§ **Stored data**
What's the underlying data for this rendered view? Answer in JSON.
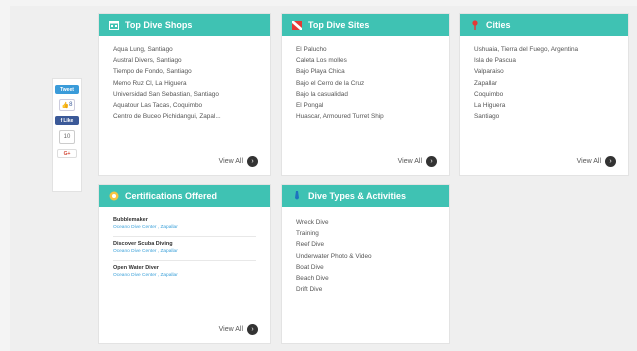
{
  "social": {
    "tweet_label": "Tweet",
    "like_count": "8",
    "like_label": "Like",
    "share_count": "10",
    "gplus_label": "G+"
  },
  "shops": {
    "title": "Top Dive Shops",
    "items": [
      "Aqua Lung, Santiago",
      "Austral Divers, Santiago",
      "Tiempo de Fondo, Santiago",
      "Memo Ruz Cl, La Higuera",
      "Universidad San Sebastian, Santiago",
      "Aquatour Las Tacas, Coquimbo",
      "Centro de Buceo Pichidangui, Zapal..."
    ],
    "view_all": "View All"
  },
  "sites": {
    "title": "Top Dive Sites",
    "items": [
      "El Palucho",
      "Caleta Los molles",
      "Bajo Playa Chica",
      "Bajo el Cerro de la Cruz",
      "Bajo la casualidad",
      "El Pongal",
      "Huascar, Armoured Turret Ship"
    ],
    "view_all": "View All"
  },
  "cities": {
    "title": "Cities",
    "items": [
      "Ushuaia, Tierra del Fuego, Argentina",
      "Isla de Pascua",
      "Valparaiso",
      "Zapallar",
      "Coquimbo",
      "La Higuera",
      "Santiago"
    ],
    "view_all": "View All"
  },
  "certs": {
    "title": "Certifications Offered",
    "items": [
      {
        "title": "Bubblemaker",
        "links": "Oceano Dive Center , Zapallar"
      },
      {
        "title": "Discover Scuba Diving",
        "links": "Oceano Dive Center , Zapallar"
      },
      {
        "title": "Open Water Diver",
        "links": "Oceano Dive Center , Zapallar"
      }
    ],
    "view_all": "View All"
  },
  "types": {
    "title": "Dive Types & Activities",
    "items": [
      "Wreck Dive",
      "Training",
      "Reef Dive",
      "Underwater Photo & Video",
      "Boat Dive",
      "Beach Dive",
      "Drift Dive"
    ]
  },
  "colors": {
    "header_teal": "#3fc2b3",
    "link_blue": "#3aa0d9"
  }
}
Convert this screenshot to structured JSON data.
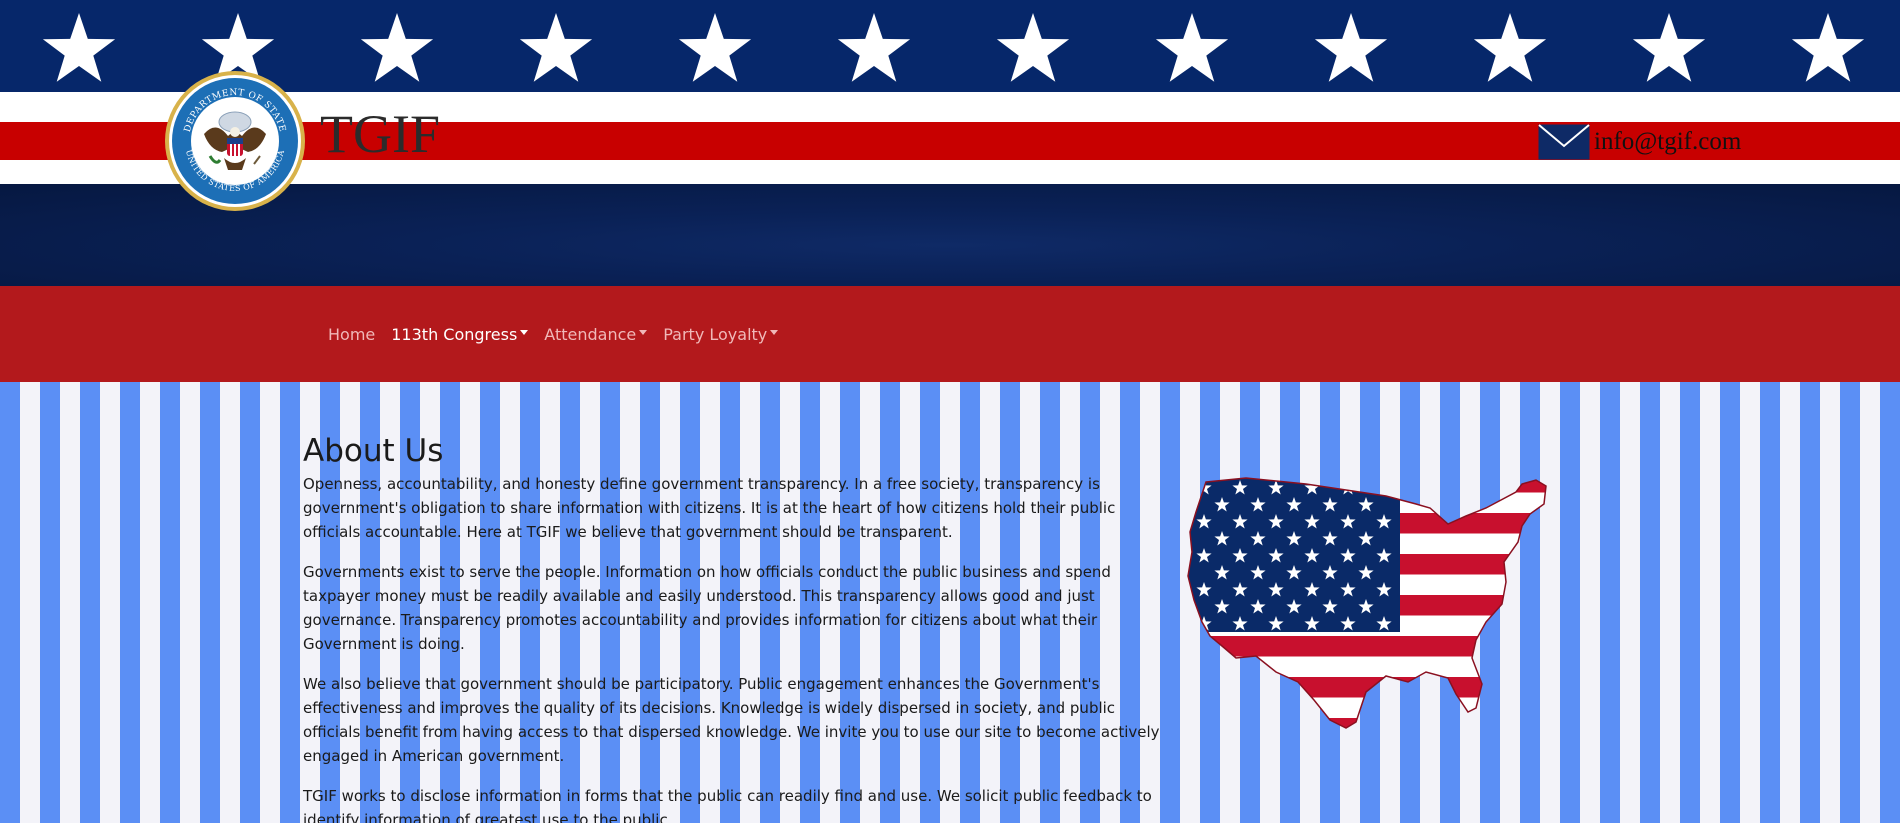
{
  "header": {
    "site_title": "TGIF",
    "email": "info@tgif.com",
    "seal_top_text": "DEPARTMENT OF STATE",
    "seal_bottom_text": "UNITED STATES OF AMERICA"
  },
  "nav": {
    "items": [
      {
        "label": "Home",
        "dropdown": false,
        "active": false
      },
      {
        "label": "113th Congress",
        "dropdown": true,
        "active": true
      },
      {
        "label": "Attendance",
        "dropdown": true,
        "active": false
      },
      {
        "label": "Party Loyalty",
        "dropdown": true,
        "active": false
      }
    ]
  },
  "about": {
    "heading": "About Us",
    "paragraphs": [
      "Openness, accountability, and honesty define government transparency. In a free society, transparency is government's obligation to share information with citizens. It is at the heart of how citizens hold their public officials accountable. Here at TGIF we believe that government should be transparent.",
      "Governments exist to serve the people. Information on how officials conduct the public business and spend taxpayer money must be readily available and easily understood. This transparency allows good and just governance. Transparency promotes accountability and provides information for citizens about what their Government is doing.",
      "We also believe that government should be participatory. Public engagement enhances the Government's effectiveness and improves the quality of its decisions. Knowledge is widely dispersed in society, and public officials benefit from having access to that dispersed knowledge. We invite you to use our site to become actively engaged in American government.",
      "TGIF works to disclose information in forms that the public can readily find and use. We solicit public feedback to identify information of greatest use to the public."
    ]
  },
  "colors": {
    "header_blue": "#06276a",
    "flag_red": "#c80000",
    "navbar_red": "#b3191c",
    "stripe_blue": "#5b8ff5"
  },
  "icons": {
    "envelope": "envelope-icon",
    "seal": "department-of-state-seal",
    "map": "usa-flag-map"
  }
}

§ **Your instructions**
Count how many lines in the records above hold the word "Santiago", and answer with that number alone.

§ **Solution to this exercise**
5